-- Record extracts --
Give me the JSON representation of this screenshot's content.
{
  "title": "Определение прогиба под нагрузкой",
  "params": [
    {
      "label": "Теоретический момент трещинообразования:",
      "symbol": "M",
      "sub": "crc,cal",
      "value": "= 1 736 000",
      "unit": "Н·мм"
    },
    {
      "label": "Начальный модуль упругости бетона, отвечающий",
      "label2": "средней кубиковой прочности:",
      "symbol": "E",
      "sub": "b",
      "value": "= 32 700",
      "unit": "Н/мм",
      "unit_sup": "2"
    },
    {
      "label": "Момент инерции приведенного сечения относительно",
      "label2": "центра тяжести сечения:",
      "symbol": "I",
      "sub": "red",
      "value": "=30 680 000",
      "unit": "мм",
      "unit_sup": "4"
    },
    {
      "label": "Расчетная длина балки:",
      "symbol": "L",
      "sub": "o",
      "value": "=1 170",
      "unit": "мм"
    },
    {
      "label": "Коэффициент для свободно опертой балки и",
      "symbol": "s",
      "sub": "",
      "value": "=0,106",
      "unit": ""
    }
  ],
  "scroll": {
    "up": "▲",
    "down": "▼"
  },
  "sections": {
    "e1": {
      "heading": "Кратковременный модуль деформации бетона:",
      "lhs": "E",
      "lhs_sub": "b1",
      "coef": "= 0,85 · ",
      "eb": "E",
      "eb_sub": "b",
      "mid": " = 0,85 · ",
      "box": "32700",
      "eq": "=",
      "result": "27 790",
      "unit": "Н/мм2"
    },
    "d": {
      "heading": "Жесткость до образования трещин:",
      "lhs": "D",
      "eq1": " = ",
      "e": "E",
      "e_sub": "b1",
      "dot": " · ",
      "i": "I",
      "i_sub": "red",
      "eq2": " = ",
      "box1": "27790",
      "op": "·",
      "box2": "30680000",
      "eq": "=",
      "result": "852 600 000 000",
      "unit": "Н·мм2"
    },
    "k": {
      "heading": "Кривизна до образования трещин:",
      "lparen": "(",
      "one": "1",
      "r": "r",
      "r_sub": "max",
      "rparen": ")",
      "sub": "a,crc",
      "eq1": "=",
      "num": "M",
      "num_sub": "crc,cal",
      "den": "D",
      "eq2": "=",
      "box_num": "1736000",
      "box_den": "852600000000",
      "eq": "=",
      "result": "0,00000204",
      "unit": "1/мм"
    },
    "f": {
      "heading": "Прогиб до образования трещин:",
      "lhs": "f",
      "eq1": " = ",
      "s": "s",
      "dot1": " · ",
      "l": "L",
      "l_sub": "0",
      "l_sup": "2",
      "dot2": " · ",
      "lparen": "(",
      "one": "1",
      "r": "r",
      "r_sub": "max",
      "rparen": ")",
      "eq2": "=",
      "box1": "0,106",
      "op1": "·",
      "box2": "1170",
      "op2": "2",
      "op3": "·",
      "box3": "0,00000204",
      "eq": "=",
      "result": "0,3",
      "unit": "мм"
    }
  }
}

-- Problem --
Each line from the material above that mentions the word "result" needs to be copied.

-- Answer space --
      "result": "27 790",
      "result": "852 600 000 000",
      "result": "0,00000204",
      "result": "0,3",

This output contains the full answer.